**AIM OF THE TASK**
Your answer should be one number: the count of lines in these entries that hold the word "char".

Entries from a dataset of interfaces
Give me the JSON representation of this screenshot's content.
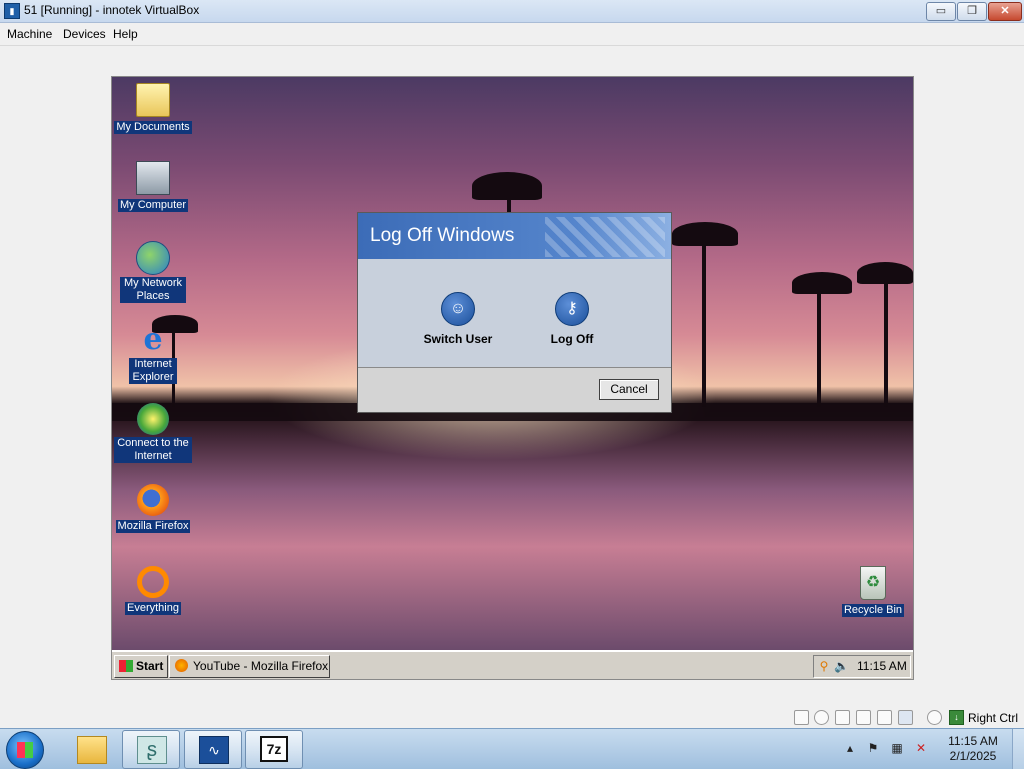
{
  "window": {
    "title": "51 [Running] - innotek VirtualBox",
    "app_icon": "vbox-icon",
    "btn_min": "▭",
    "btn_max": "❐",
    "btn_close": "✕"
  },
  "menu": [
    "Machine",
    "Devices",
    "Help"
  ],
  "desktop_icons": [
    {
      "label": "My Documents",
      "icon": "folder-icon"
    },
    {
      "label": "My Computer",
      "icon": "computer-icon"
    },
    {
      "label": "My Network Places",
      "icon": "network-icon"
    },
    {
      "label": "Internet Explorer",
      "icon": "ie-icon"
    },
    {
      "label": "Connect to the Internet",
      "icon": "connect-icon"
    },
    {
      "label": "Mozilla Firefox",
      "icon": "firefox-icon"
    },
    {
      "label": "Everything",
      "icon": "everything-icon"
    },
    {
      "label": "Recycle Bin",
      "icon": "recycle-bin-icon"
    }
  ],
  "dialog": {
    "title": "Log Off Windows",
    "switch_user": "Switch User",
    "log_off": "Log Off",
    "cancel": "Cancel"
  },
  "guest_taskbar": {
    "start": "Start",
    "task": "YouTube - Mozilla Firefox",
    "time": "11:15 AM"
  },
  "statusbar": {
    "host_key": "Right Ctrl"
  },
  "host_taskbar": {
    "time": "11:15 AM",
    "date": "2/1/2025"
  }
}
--
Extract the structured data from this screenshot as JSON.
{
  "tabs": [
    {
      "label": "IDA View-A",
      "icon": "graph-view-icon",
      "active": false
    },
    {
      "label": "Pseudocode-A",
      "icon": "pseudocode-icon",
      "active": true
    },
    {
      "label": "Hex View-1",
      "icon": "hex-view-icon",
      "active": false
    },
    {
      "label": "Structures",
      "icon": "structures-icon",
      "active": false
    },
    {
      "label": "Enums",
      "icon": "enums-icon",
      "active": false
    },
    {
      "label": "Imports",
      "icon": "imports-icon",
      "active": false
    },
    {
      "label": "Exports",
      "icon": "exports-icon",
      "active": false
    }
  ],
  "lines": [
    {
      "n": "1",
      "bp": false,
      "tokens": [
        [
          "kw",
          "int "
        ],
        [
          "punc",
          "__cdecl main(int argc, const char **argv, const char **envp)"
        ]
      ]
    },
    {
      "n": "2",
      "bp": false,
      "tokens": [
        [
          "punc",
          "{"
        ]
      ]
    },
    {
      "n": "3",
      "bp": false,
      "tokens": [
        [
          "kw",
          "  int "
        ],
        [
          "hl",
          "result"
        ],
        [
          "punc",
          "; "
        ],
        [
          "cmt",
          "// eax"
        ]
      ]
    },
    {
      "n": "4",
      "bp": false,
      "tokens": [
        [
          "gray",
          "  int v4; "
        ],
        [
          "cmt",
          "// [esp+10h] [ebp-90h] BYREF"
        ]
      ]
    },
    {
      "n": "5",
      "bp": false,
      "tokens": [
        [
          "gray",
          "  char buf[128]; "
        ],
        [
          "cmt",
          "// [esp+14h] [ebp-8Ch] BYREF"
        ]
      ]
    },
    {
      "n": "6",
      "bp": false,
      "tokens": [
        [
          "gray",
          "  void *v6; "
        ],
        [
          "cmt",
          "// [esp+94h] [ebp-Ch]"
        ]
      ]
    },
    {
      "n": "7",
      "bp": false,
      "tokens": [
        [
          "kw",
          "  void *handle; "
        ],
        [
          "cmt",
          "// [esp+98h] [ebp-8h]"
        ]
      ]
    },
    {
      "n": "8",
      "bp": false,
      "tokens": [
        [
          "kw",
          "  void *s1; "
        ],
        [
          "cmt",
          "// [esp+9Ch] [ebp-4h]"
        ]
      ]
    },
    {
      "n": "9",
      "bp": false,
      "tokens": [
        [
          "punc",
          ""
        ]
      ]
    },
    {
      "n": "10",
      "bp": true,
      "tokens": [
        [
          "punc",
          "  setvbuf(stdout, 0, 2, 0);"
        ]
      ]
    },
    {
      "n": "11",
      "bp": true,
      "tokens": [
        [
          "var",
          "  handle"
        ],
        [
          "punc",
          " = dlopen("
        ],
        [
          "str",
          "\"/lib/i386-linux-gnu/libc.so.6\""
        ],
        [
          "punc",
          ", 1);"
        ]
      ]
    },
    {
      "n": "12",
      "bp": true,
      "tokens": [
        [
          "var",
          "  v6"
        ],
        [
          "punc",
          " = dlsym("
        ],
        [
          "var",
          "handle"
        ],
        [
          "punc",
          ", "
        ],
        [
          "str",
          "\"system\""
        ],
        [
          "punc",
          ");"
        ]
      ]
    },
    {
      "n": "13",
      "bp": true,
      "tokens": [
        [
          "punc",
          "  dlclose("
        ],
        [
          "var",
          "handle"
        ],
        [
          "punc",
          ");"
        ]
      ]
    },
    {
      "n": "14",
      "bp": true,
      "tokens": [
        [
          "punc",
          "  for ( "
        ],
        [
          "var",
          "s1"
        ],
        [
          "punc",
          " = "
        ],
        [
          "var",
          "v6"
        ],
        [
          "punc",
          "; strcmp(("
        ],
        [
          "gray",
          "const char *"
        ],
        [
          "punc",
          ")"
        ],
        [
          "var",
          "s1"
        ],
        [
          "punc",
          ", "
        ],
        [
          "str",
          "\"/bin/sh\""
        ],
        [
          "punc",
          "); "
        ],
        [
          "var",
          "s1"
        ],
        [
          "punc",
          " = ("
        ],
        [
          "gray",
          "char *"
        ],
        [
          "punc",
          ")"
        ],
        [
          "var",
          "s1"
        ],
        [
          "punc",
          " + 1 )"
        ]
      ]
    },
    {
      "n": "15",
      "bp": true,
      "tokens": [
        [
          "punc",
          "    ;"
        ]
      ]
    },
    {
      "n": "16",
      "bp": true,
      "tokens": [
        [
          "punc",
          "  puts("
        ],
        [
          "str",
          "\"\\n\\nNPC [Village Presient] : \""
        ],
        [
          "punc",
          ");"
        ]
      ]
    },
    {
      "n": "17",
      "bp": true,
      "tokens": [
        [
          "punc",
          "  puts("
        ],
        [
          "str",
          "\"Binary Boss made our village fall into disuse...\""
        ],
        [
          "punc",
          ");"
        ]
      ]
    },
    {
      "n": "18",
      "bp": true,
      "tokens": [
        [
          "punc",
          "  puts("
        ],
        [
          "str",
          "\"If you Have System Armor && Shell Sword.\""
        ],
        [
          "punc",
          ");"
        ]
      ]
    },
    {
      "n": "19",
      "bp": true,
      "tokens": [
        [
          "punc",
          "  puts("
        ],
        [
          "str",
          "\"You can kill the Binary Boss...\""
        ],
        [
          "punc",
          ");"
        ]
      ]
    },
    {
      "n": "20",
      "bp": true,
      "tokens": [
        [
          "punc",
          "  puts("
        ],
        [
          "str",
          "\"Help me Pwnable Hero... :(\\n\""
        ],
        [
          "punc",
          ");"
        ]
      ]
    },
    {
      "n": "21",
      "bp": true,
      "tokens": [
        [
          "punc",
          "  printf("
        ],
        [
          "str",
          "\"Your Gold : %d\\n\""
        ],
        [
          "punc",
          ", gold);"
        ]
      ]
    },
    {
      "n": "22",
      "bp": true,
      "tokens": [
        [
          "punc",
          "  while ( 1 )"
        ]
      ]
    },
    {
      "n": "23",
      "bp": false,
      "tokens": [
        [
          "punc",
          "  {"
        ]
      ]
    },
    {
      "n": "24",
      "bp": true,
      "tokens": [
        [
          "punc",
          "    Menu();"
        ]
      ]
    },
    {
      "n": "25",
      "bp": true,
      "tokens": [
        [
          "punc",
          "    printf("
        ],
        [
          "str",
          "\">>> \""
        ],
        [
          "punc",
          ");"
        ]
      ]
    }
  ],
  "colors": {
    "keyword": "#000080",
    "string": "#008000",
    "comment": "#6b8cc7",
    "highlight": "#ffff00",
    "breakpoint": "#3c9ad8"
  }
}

**SOLUTION FOR THIS TASK**
4